She had asked Bryza why he had not explicitly condemned Azerbaijan for its role in a June firefight near Nagorno-Karabakh that left one Azerbaijani and four Armenian soldiers dead. Armenian and Karabakh officials had described the clash as an act of Azerbaijani aggression, while Azerbaijan said the incident was a consequence of Armenia's failure to withdraw from its territory.
Bryza referred to an OSCE statement condemning the violence and said, "There is no military solution to the conflict in Nagorno-Karabakh."
"I agree with you," said Boxer in response, "but that's why I was looking for a more forceful answer in terms of the condemnation of Azerbaijan."
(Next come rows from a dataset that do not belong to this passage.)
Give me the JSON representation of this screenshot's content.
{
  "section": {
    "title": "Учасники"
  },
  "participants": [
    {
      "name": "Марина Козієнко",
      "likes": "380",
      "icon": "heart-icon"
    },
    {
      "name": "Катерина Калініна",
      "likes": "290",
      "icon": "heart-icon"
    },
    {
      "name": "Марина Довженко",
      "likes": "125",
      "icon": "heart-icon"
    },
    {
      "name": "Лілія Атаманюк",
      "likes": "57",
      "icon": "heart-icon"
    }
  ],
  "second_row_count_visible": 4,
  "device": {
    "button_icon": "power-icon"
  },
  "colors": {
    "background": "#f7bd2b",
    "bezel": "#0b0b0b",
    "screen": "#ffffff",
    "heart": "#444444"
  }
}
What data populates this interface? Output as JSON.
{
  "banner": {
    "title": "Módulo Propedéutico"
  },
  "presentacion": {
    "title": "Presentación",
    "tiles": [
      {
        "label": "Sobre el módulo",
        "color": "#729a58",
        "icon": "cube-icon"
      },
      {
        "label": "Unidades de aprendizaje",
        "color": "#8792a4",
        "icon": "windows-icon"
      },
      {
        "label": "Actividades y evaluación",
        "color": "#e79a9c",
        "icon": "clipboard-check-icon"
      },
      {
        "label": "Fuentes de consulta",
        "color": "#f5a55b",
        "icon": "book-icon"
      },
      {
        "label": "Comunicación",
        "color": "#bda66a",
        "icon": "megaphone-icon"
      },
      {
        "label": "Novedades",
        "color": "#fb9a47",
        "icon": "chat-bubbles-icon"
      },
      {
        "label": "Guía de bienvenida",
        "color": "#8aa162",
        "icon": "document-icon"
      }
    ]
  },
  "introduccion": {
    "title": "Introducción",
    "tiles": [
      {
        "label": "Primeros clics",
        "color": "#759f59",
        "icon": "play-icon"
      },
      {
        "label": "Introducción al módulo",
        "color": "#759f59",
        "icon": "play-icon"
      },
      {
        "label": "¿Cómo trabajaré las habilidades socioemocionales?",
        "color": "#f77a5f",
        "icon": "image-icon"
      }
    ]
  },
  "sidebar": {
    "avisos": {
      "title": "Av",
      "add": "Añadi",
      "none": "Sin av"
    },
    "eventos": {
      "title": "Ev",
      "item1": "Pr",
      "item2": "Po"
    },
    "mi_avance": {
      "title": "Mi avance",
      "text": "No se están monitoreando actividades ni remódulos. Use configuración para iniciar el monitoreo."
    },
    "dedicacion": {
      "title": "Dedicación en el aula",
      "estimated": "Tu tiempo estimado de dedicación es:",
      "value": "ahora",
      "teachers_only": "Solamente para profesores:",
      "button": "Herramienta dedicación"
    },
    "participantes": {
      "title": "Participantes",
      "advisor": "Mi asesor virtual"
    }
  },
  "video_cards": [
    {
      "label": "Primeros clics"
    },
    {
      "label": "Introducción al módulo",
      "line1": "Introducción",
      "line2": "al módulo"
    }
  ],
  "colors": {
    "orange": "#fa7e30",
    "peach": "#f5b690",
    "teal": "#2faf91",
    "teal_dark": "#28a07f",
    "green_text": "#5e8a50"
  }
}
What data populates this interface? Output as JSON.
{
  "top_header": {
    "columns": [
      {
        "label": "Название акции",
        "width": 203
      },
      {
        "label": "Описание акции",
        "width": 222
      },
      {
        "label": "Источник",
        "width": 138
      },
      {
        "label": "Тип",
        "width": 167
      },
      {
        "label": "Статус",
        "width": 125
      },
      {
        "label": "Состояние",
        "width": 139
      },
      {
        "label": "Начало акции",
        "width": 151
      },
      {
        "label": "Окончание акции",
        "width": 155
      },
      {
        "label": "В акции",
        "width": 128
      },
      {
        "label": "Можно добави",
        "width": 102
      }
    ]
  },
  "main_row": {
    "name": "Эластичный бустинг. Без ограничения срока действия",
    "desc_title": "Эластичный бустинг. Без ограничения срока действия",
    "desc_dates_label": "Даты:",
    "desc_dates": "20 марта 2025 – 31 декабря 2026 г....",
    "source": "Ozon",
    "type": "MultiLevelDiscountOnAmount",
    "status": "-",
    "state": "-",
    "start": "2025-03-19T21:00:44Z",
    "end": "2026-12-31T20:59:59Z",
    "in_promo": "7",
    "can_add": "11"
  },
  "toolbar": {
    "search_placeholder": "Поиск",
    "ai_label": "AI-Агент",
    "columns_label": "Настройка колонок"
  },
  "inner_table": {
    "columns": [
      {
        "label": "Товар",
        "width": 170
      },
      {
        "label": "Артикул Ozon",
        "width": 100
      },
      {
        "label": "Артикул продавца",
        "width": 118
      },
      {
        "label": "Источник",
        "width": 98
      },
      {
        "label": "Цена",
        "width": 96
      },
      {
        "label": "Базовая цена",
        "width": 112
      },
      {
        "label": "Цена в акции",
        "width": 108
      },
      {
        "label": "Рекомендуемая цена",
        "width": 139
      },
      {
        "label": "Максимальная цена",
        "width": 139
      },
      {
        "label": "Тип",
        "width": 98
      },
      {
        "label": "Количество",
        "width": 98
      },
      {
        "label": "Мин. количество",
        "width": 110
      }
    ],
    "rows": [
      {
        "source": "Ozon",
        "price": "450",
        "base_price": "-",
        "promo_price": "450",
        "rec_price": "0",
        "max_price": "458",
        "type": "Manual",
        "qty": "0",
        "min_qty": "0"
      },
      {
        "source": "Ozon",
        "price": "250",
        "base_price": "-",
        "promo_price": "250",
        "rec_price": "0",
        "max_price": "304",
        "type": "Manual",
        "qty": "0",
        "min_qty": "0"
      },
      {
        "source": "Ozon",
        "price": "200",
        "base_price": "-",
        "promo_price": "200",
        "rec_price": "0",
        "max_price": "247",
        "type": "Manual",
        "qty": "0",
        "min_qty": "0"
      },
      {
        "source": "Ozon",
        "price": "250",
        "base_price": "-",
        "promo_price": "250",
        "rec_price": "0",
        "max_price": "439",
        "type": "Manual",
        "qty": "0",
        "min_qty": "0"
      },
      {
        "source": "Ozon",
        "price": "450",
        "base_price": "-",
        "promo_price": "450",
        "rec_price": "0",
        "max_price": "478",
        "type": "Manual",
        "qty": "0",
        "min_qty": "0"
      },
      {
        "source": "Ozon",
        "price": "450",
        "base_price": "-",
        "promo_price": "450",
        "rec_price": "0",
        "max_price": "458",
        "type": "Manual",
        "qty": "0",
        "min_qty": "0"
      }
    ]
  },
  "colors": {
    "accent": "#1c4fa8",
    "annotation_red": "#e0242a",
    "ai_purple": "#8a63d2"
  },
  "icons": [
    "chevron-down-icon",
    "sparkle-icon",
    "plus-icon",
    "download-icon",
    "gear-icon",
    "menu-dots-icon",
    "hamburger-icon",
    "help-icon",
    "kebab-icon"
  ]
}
The California senator, along with fellow Democratic colleagues, also pressed Bryza on several other matters from his State Department days, including a quote attributed to him that said, "Armenia must agree that Nagorno-Karabakh is legally part of Azerbaijan," and his delay of three months in condemning Azerbaijani desecration of Armenian gravesites.
In his defense, Bryza said his words had been incorrectly translated from Russian, and that he had needed time to clarify the circumstances surrounding the destruction of the graves.
"Being criticized or being thought of as being closer to one side or the other is part of the game, and I have to just remain always objective and deliver the tough messages when necessary," Bryza said.
Concerns And Support
At the September 21 vote, Boxer said she wasn't confident that Bryza would deliver those messages when it comes to confronting the government of Azerbaijan's President Ilham Aliyev.
"Mr. Bryza has demonstrated a pattern of unwillingness to speak out forcefully in the face of continued Azerbaijani aggression toward Nagorno-Karabakh," she told the committee. "My 'no' vote today is a reflection of my belief that...we desperately need someone who unequivocally believes that we must stand up to threats of violence, wherever they come from, as we continue down the tough road to peace."
Bryza has received consistent support from Republican backers, however, including the Senate Foreign Relations Committee's top minority member, Richard Lugar (Republican, Indiana), who has praised the diplomat for "[advancing] United States interests by taking a balanced approach."
Ahead of the September 21 vote, the Armenian National Committee of American (ANCA), an influential Armenian lobbying group, sent letters to senators urging them to stop Bryza's nomination. Their website's headline was split between a message of congratulations on Armenia's Independence Day and a call to voters to press their senators on the Bryza nomination.
Aram Hamparian, ANCA's executive director, told RFE/RL after the vote that he was disappointed at the outcome, blaming it on a "business-as-usual" mentality in Congress.
"A lot of senators have a lot of reservations about the Bryza confirmation, but institutionally, there is a kind of built-in deference on the legislative side to presidential appointments," Hamparian. "And I think that very often legislators give the benefit of the doubt to a nominee even when they have some serious, serious reservations about that nominee."
He said his group would continue to rally senators' support to fight the confirmation.
The U.S. Azeris Network (USAN), an advocacy organization made up of U.S. citizens of Azerbaijani background, has supported Bryza's nomination since it was first announced.
In e-mailed comments to RFE/RL, USAN co-founder Adil Baguirov welcomed the result of the vote and said its members had sent "hundreds of letters" to Congress asking senators to consider the nomination without giving weight to "groundless allegations" against Bryza.